“Let us hear the conclusion of the whole matter: Fear (reverence) God, and keep His commandments; for this is the whole [duty of] man.”Ecclesiastes 12:13
In these troubled times we sometimes need to take a ‘grittily realistic’ look at life. Solomon walks us through a spiritual analysis of this life in its own terms. He opens the book reflecting on all the ‘cycles’ that we take for granted daily:
- The rising and setting of the sun,
- The tides,
- The water cycle,
- The weather, etc.
In so doing, he makes us painfully aware that we as humans do not ‘cycle’—we get just one passage across the stage of life on which we are but players (Shakespeare’s ‘as you like it’). In fragile times like these, Solomon calls us to take stock of the meaning of life.
Let us hear the conclusion of the whole matter
At the conclusion of Ecclesiastes, Solomon, endowed with wisdom from God, puts before us a picture of aging and death.

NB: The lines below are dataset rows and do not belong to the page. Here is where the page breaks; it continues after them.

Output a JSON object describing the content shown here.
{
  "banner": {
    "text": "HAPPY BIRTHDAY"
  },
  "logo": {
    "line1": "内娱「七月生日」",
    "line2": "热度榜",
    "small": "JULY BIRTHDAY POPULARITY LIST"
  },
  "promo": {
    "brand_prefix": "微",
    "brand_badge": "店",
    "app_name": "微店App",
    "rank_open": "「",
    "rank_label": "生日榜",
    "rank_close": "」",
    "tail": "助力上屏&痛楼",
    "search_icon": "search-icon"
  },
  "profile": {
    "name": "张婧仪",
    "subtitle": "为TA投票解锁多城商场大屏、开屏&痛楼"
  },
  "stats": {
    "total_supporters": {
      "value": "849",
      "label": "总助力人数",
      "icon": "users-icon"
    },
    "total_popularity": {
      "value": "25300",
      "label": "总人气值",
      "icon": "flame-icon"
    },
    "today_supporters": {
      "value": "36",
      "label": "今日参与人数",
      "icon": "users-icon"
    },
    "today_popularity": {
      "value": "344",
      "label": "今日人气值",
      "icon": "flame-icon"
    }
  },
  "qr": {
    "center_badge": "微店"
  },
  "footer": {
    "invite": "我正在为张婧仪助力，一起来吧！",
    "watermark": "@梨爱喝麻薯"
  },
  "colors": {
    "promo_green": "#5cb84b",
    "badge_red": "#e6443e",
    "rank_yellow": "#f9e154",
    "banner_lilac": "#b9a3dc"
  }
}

There’s a funeral in the village and the procession passes through the streets. All is silent and people bow their heads, lining the streets as the cortege passes and man goes to his long home. The only sound to be heard is the chirruping of the crickets and the song of the birds for whom the solemnity of the occasion is irrelevant. Again, just as with the earth’s ‘cycles’ in chapter 1, nature mocks our mortality.
What is the appropriate reaction, then, to this analysis of our vain lives that Solomon describes?
“Reverence God, and keep His commandments; for this is the whole man,” shouts The Preacher, to all those who pause and reflect.
Sandra Walker says
We have to live everyday to the glory of God (Colossians 3:23 whatever you do do it heartily to the Lord) as if it is our last day, we could be the next death in this pandemic.
It is hard, but important, for us to keep perspective. Thanks for the reminder.